(41) We sum up our conclusion with the following comparative chart which will show at a glance the value fixed by the Collector and how it was raised on reference and how by us in this appeal:
___________________________________________________________________________ Value fixed by the Value determined by the Value fixed by us in L.A.C. Additional Distt. Judge this appeal on reference ___________________________________________________________________________ A. Rs. 2500.00 per bigha Rs. 6000.00 per bigha Rs. 7000.00 per bigha B. Rs. 2000.00 ' RS. 4800.00 ' - C. Rs. l200.00 ' Rs. 2880.00 ' Rs. 6000.00 ' D. Rs. 800.00 ' Rs. 1920.00 ' Rs..4000.00 In short we fix the market value of the land as follows: ____________________________________________________________________________ Blocks A and B. . . .. . Rs. 7000.00 per bigha Block C ....... Rs. 6000.00 ' Block D ..'. .. . . . Rs.4000.00 '
(42) We thereforee award compensation to the appellant at the aforesaid rates for his land situated in blocks.

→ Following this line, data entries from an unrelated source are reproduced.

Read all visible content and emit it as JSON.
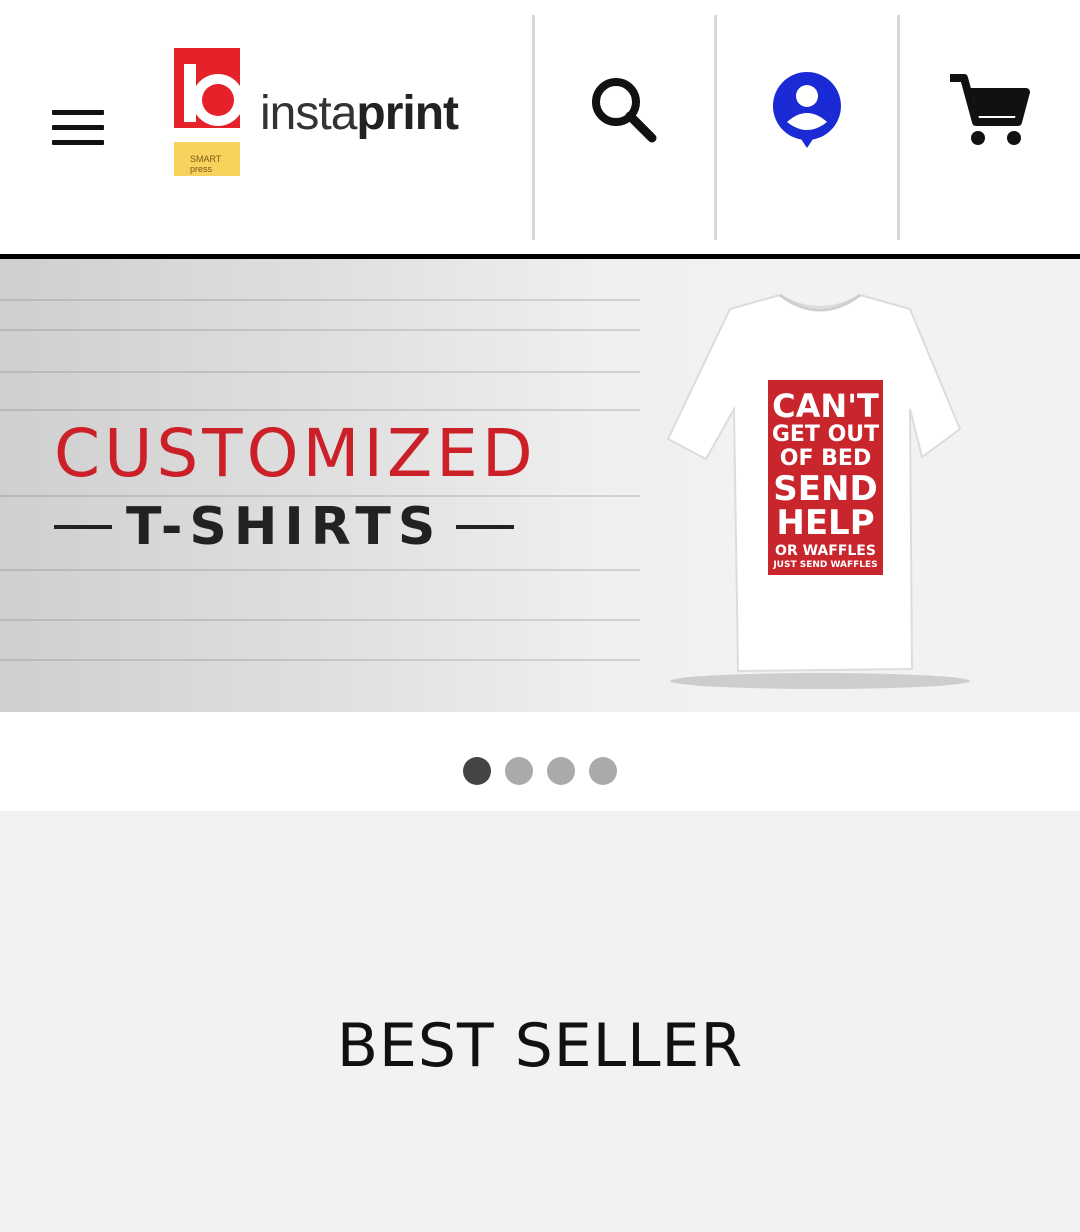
{
  "header": {
    "logo_text_light": "insta",
    "logo_text_bold": "print",
    "logo_sub_text": "SMART press",
    "icons": [
      "menu-icon",
      "search-icon",
      "account-icon",
      "cart-icon"
    ]
  },
  "banner": {
    "title": "CUSTOMIZED",
    "subtitle": "T-SHIRTS",
    "shirt_print": {
      "line1": "CAN'T",
      "line2": "GET OUT",
      "line3": "OF BED",
      "line4": "SEND",
      "line5": "HELP",
      "line6": "OR WAFFLES",
      "line7": "JUST SEND WAFFLES"
    },
    "colors": {
      "accent": "#cb2028",
      "account_icon": "#1a2bd6"
    }
  },
  "carousel": {
    "total": 4,
    "active_index": 0
  },
  "best_seller": {
    "title": "BEST SELLER"
  }
}
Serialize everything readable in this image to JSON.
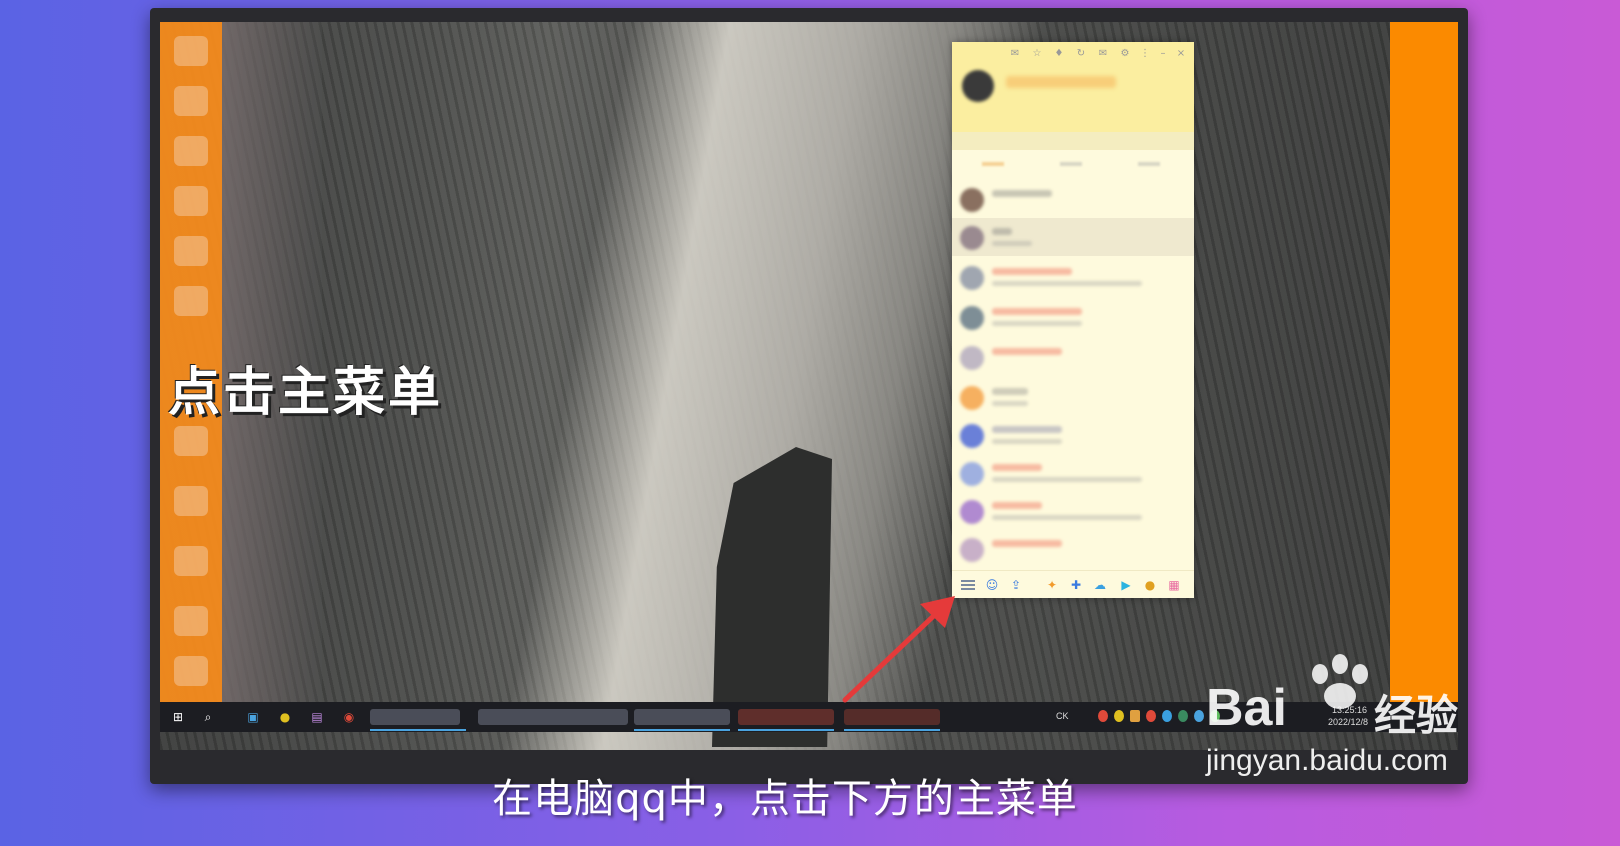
{
  "overlay": {
    "title": "点击主菜单",
    "caption": "在电脑qq中，点击下方的主菜单"
  },
  "watermark": {
    "brand": "Bai",
    "brand_suffix": "经验",
    "url": "jingyan.baidu.com"
  },
  "taskbar": {
    "start_icon": "windows-icon",
    "search_icon": "search-icon",
    "pinned": [
      "photos-icon",
      "qq-browser-icon",
      "premiere-icon",
      "chrome-icon"
    ],
    "tray_lang": "CK",
    "clock_time": "13:25:16",
    "clock_date": "2022/12/8"
  },
  "qq": {
    "bottom_bar_icons": [
      "main-menu-icon",
      "contacts-icon",
      "upload-icon",
      "game-icon",
      "gamepad-icon",
      "cloud-icon",
      "video-icon",
      "qq-browser-icon",
      "apps-grid-icon"
    ]
  },
  "colors": {
    "accent_orange": "#fb8a00",
    "qq_panel": "#fefadd",
    "arrow_red": "#e53a3a"
  }
}
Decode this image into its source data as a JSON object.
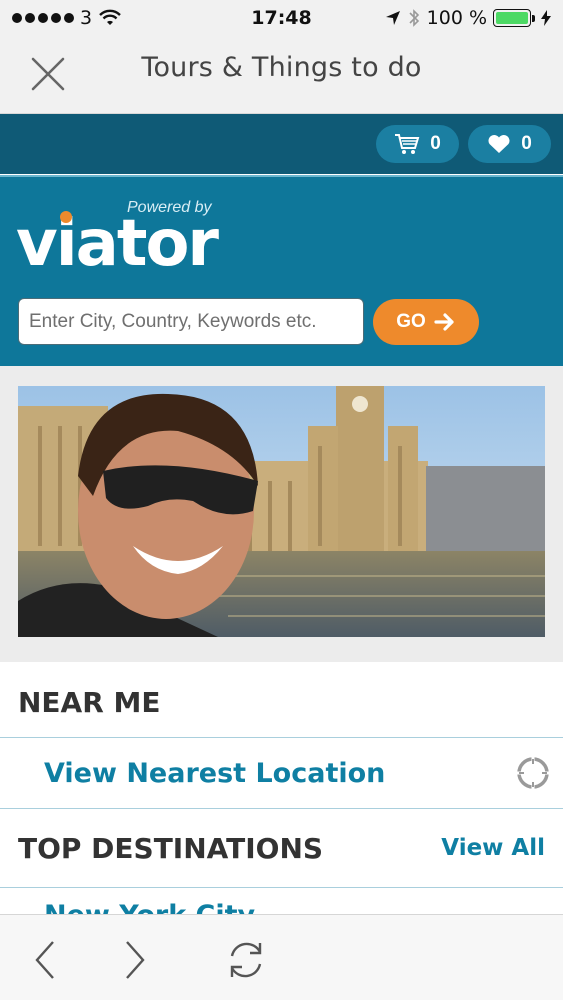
{
  "status_bar": {
    "carrier": "3",
    "time": "17:48",
    "battery_percent": "100 %",
    "battery_level": 1.0,
    "icons": [
      "signal-dots-icon",
      "wifi-icon",
      "location-arrow-icon",
      "bluetooth-icon",
      "battery-icon",
      "charging-bolt-icon"
    ]
  },
  "nav": {
    "title": "Tours & Things to do",
    "close_icon": "close-icon"
  },
  "cart_bar": {
    "cart_count": "0",
    "wishlist_count": "0"
  },
  "brand": {
    "powered_by": "Powered by",
    "logo": "viator"
  },
  "search": {
    "placeholder": "Enter City, Country, Keywords etc.",
    "value": "",
    "go_label": "GO"
  },
  "near_me": {
    "heading": "NEAR ME",
    "nearest_label": "View Nearest Location"
  },
  "top_destinations": {
    "heading": "TOP DESTINATIONS",
    "view_all": "View All",
    "first_item": "New York City"
  },
  "colors": {
    "teal": "#0e779a",
    "dark_teal": "#0f5a76",
    "orange": "#ee8a2c",
    "link": "#0f7fa3"
  }
}
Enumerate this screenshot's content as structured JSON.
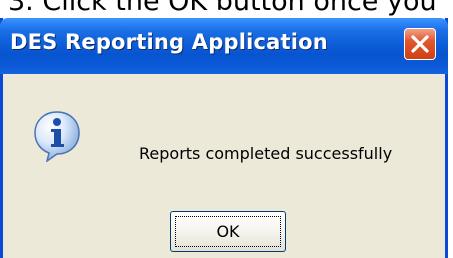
{
  "background_text": "3.  Click the OK button once you",
  "dialog": {
    "title": "DES Reporting Application",
    "message": "Reports completed successfully",
    "ok_label": "OK",
    "icon": "info-icon",
    "close_icon": "close-icon"
  },
  "colors": {
    "titlebar": "#0a59d6",
    "dialog_body": "#ece9d8",
    "close_button": "#e2572f",
    "button_border": "#003c74"
  }
}
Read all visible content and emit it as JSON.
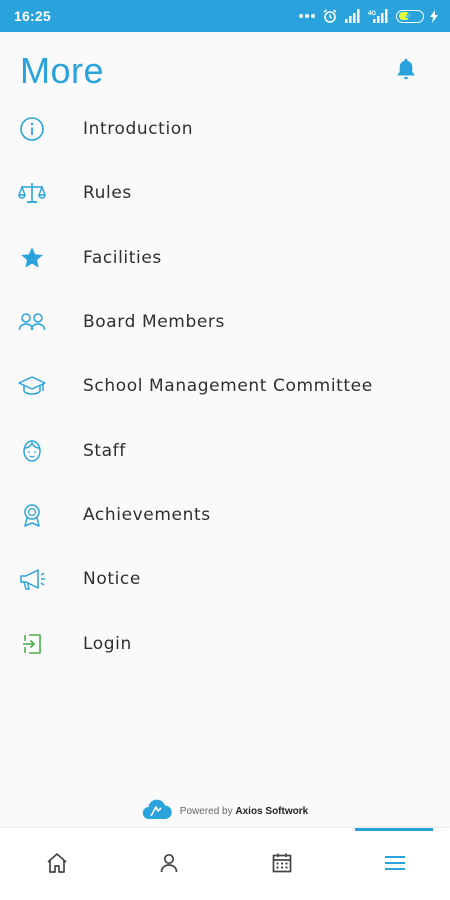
{
  "status_bar": {
    "time": "16:25",
    "battery": "49",
    "network_label": "4G"
  },
  "header": {
    "title": "More"
  },
  "menu": [
    {
      "label": "Introduction",
      "icon": "info-icon"
    },
    {
      "label": "Rules",
      "icon": "scales-icon"
    },
    {
      "label": "Facilities",
      "icon": "star-icon"
    },
    {
      "label": "Board Members",
      "icon": "people-icon"
    },
    {
      "label": "School Management Committee",
      "icon": "graduation-cap-icon"
    },
    {
      "label": "Staff",
      "icon": "person-face-icon"
    },
    {
      "label": "Achievements",
      "icon": "award-icon"
    },
    {
      "label": "Notice",
      "icon": "megaphone-icon"
    },
    {
      "label": "Login",
      "icon": "login-icon"
    }
  ],
  "footer": {
    "powered_by": "Powered by",
    "company": "Axios Softwork"
  },
  "bottom_nav": [
    {
      "name": "home",
      "icon": "home-icon"
    },
    {
      "name": "profile",
      "icon": "person-icon"
    },
    {
      "name": "calendar",
      "icon": "calendar-icon"
    },
    {
      "name": "more",
      "icon": "menu-icon",
      "active": true
    }
  ],
  "colors": {
    "accent": "#2aa3dd",
    "login_icon": "#4caf50",
    "text": "#2f2f2f",
    "background": "#fafafa"
  }
}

A, B and D'. He has no land in Block C. But in other cases which we heard along with the present case, the owners have lands in Block C. thereforee we have fixed, after hearing arguments in all the cases together, the value of the entire land including land in Block C.
(43) Whatever has already been paid to the appellant will be deducted, in addition to compensation, the appellant will be entitled to solarium at the rate of 15 per cent and interest at the rate of 6 per cent per annum from the date of dispossession till payment and proportionate costs.
(44) As there is a difference of more than three years between the notification under section 4 (24-10-61) of the Land Acquisition Act (the Act) and the declaration under section 6 of the Act (16-4-66), the appellant will also be entitled to interest at the rate of 6 per cent per annum on the market value of the land under section 4(3) of the Land Acquisition (Amendment and Validation) Act, 1967 provided there is no overlapping in the payment of interest under section 28 of the Act and section 4(3) of the Amendment Act.
(45) At the conclusion of the hearing of the appeal we announced the order on 30th April, 1984. Now we have given our reasons